A brief history of Pinerelo
The town initially developed 1000 years ago because of its important position on a trade route between Italy and France, and subsequently as home to the powerful Acaia family.
Being close to the border with France, Pinorolo also had an important military role in the region - for long periods of time in the 16th and 17th centuries it even fell under French control, a period during which many of the original medieval buildings were unfortunately destroyed.
While Pinerolo is no longer the important centre it was a few hundred years ago, and there are now quite extensive newer developments, it has retained an attractive medieval centre that is well worth visiting if you are in the region.
While the main highlights in Pinerolo are the Duomo (cathedral) that dates from the 9th century, and also the gothic style Church of San Maurice, be sure to explore a while - there are several other imposing palaces and townhouses to discover in the town, some dating back to medieval times such as the 14th century palace of the princes of Achaia.
Cathedral of San Donato
The Cathedral of San Donato in Pinerelo has its origins in the 11th century, although little remains to remind us of this early sturcture. The current gothic style cathedral dates largely from the 15th century, with further substantial changes made in the late 19th century.

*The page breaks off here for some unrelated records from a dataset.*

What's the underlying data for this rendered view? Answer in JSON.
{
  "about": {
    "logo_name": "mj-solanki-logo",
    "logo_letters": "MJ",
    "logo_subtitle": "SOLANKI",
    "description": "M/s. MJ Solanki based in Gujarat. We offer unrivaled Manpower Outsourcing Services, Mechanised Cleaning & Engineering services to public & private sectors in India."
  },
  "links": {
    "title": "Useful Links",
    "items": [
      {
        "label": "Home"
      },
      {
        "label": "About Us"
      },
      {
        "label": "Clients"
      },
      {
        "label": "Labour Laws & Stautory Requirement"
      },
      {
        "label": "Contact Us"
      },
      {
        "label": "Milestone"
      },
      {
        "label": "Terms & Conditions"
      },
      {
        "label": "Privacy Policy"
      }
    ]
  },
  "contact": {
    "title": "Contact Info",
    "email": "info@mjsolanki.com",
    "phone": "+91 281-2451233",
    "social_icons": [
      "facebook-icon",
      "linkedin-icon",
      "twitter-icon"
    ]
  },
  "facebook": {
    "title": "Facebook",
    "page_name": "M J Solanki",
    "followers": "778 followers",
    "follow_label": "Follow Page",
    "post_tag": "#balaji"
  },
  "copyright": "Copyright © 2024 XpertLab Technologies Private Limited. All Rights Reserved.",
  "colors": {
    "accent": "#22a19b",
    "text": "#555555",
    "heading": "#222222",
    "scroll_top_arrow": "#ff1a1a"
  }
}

The cathedral has a symmetrical facade in three parts, featuring rose windows and a gothic style entrance with two statues, and also an impressive belltower. Inside the cathedral is interesting with its columns and ceiling decoratively painted with many religious portraits.
Basilica of Saint-Maurice

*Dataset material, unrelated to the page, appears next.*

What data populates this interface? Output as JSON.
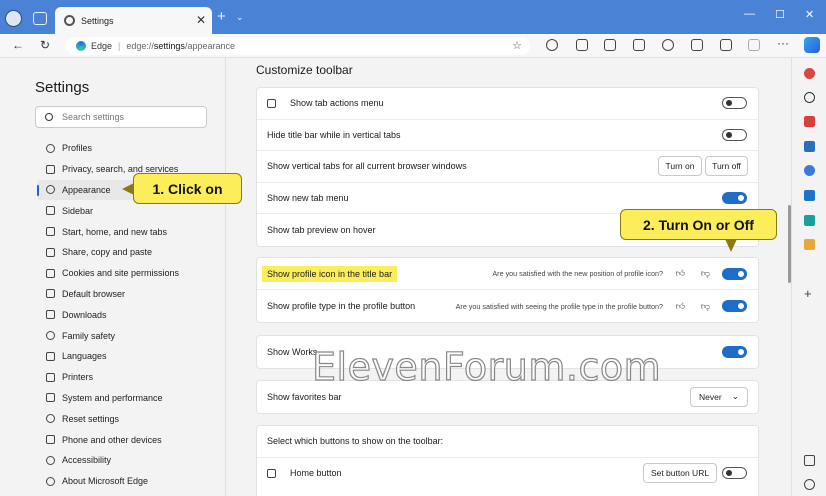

The Basilica of Saint-Maurice also has origins that date back to the 11th century, although it has also been frequently altered over the last 1000 years.
The church facade, rather simple in appearance and constructed of red brick, divides into three sections each with rose windows and three symmetrical gothic style stone entrances. Inside the church you can see some 15th century frescoes.
Other Pinerelo monuments
Just behind the basilica you can see the Shrine of Our Lady of Grace. You can also see (from the outside only) the palace that was once owned by the Princes of Acaia - the family of Acaia was an early branch of the later, very powerful, House of Savoy family. The princes from this family are buried at the San Maurice church.
There are several regional museums in Pinerolo that reflect the towns history: the Museum of the Cavalry (the most interesting of the museums in Pinerolo); the Museum of Ethnography; the Museum of Prehistoric Art; the 19th century collection of paintings in the Palace Vittone; the Museum of the Diocese that tells the religious history of Pinerolo.
The weekly market in Pinerolo is held each Wednesday and Saturday in Piazza Vittorio Veneto, the principal square in the town centre and the focus for much of the activity in Pinerolo. On the edges of the square you can see the Palazzo Vittone and the City Hall, both now home to important local museums.
The situation of Pinerolo on the edge of the Alps means it is also a popular sports destination - for example it was one of the bases for the Winter Olympics in 2006, the end of a mountain stage in the Tour de France 2011, and is a frequent stage in the Giro d'Italia.
You can find more local travel ideas in the Piedmont guide.